(Stored records)
══════════════════════════════
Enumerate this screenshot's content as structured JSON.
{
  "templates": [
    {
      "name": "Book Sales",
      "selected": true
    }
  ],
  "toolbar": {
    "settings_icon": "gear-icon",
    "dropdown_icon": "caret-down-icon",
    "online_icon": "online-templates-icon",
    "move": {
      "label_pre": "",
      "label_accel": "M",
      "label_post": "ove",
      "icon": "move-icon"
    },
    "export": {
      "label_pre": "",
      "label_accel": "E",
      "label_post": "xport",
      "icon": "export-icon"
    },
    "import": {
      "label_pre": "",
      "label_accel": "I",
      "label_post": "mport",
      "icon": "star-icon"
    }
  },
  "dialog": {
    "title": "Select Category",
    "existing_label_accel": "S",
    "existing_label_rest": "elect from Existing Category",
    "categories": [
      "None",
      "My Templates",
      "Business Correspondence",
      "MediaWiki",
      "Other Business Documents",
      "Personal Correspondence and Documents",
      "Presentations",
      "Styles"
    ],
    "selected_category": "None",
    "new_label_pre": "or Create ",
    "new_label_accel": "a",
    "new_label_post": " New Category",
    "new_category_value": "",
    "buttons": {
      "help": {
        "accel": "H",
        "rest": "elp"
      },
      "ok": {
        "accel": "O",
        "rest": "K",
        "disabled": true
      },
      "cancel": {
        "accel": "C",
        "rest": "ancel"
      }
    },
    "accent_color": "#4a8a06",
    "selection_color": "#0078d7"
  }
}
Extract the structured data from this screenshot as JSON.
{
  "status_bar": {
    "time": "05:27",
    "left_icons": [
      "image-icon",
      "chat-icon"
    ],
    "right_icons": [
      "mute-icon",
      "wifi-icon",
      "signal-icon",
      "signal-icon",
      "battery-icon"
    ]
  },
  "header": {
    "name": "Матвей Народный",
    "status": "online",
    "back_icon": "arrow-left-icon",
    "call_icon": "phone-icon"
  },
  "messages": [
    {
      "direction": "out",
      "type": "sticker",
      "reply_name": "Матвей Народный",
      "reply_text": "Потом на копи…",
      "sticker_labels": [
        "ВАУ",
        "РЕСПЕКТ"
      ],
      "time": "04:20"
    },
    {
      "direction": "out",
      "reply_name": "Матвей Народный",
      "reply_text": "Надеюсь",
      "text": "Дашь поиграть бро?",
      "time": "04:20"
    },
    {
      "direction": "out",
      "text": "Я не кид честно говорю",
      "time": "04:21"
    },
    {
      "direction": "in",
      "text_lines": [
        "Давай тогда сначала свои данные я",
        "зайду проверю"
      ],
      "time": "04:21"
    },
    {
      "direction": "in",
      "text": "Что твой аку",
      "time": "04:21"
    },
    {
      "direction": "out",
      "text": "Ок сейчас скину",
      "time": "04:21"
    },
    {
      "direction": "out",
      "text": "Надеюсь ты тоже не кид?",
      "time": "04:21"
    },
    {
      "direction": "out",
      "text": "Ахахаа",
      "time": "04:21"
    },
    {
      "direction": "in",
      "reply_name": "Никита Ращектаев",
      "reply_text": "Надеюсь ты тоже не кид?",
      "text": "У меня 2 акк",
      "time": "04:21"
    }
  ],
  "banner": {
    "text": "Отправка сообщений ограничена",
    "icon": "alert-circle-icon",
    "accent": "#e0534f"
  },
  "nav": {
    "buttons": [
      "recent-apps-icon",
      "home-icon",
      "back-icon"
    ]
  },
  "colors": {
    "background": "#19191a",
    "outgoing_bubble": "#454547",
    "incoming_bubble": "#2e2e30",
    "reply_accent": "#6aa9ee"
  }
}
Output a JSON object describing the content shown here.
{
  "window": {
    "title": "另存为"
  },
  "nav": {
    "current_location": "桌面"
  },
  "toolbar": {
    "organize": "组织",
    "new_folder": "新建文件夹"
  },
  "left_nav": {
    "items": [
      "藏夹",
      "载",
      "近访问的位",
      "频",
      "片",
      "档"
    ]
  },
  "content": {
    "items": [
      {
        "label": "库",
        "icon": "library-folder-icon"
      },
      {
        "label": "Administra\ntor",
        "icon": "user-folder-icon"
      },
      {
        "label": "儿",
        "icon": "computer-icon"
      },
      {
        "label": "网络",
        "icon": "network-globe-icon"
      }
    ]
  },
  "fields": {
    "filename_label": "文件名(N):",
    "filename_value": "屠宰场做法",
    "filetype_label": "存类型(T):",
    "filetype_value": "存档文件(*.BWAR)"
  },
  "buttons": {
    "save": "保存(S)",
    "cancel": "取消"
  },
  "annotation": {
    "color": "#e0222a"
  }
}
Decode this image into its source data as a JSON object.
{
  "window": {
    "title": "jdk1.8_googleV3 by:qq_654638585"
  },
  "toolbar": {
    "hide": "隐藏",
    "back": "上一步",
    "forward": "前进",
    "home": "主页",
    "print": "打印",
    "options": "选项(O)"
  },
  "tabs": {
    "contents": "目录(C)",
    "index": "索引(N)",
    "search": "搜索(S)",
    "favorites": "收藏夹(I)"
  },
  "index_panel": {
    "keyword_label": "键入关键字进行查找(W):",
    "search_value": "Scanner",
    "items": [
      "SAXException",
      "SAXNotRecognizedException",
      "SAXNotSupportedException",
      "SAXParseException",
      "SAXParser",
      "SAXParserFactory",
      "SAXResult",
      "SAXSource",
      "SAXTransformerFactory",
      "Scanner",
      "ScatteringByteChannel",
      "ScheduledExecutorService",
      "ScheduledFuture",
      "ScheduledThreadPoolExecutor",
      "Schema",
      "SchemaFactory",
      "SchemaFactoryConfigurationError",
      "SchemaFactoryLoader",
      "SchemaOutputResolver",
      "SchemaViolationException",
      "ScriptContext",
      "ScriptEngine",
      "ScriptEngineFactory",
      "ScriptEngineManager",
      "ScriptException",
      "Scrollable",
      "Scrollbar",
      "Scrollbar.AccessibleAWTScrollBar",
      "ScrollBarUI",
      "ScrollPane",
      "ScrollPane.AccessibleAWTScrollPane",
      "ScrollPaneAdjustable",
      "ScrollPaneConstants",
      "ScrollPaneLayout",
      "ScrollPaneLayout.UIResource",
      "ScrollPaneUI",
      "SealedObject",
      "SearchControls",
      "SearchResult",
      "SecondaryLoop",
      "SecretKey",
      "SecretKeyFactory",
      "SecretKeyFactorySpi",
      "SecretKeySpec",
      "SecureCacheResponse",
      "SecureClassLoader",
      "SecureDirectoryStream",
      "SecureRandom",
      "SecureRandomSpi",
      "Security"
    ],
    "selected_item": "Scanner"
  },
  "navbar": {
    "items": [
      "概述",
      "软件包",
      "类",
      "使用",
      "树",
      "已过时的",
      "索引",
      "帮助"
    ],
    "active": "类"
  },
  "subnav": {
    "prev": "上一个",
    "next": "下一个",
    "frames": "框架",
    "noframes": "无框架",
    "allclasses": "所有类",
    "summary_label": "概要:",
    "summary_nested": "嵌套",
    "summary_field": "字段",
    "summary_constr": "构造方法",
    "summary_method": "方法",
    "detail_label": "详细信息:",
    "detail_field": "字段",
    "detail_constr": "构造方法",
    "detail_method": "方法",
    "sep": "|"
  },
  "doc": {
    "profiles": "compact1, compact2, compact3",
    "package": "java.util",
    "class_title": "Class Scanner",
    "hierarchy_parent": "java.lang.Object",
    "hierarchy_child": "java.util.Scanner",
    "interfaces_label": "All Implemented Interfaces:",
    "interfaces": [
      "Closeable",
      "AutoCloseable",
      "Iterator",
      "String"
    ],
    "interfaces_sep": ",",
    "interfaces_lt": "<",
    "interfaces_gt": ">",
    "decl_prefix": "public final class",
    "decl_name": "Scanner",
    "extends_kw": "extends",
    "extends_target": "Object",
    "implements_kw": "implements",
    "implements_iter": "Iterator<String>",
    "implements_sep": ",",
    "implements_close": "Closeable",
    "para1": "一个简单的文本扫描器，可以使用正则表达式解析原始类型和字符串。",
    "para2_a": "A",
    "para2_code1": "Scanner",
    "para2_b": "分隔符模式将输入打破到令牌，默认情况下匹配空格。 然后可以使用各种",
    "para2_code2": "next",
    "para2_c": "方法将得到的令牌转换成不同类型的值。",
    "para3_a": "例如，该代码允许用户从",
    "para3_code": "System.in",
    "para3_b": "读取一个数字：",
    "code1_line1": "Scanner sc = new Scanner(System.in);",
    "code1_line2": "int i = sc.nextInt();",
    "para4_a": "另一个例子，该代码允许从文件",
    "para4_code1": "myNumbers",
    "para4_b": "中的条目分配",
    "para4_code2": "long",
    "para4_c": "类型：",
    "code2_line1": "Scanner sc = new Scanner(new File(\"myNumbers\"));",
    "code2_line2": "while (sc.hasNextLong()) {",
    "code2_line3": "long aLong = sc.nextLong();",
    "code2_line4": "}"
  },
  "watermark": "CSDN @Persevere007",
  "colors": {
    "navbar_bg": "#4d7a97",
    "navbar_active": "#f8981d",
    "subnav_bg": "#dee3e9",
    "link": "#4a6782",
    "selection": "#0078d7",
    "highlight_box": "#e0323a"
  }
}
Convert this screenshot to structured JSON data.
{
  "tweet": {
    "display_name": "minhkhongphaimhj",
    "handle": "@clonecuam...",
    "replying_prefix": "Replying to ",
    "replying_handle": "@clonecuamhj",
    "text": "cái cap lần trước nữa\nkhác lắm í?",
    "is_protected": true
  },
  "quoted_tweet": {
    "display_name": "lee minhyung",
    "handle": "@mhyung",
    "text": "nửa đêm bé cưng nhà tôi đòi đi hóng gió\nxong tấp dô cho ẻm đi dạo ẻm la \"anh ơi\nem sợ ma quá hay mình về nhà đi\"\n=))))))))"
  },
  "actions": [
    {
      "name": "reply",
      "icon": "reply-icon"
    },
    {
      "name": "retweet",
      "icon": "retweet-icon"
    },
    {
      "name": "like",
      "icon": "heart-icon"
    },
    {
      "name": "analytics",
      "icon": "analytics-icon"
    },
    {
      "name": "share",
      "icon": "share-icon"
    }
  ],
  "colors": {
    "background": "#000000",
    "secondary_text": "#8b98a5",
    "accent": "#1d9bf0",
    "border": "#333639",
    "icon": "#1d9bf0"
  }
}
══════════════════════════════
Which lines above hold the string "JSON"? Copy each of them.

Response to this task:
Enumerate this screenshot's content as structured JSON.
Extract the structured data from this screenshot as JSON.
Output a JSON object describing the content shown here.
Decode this image into its source data as a JSON object.
Convert this screenshot to structured JSON data.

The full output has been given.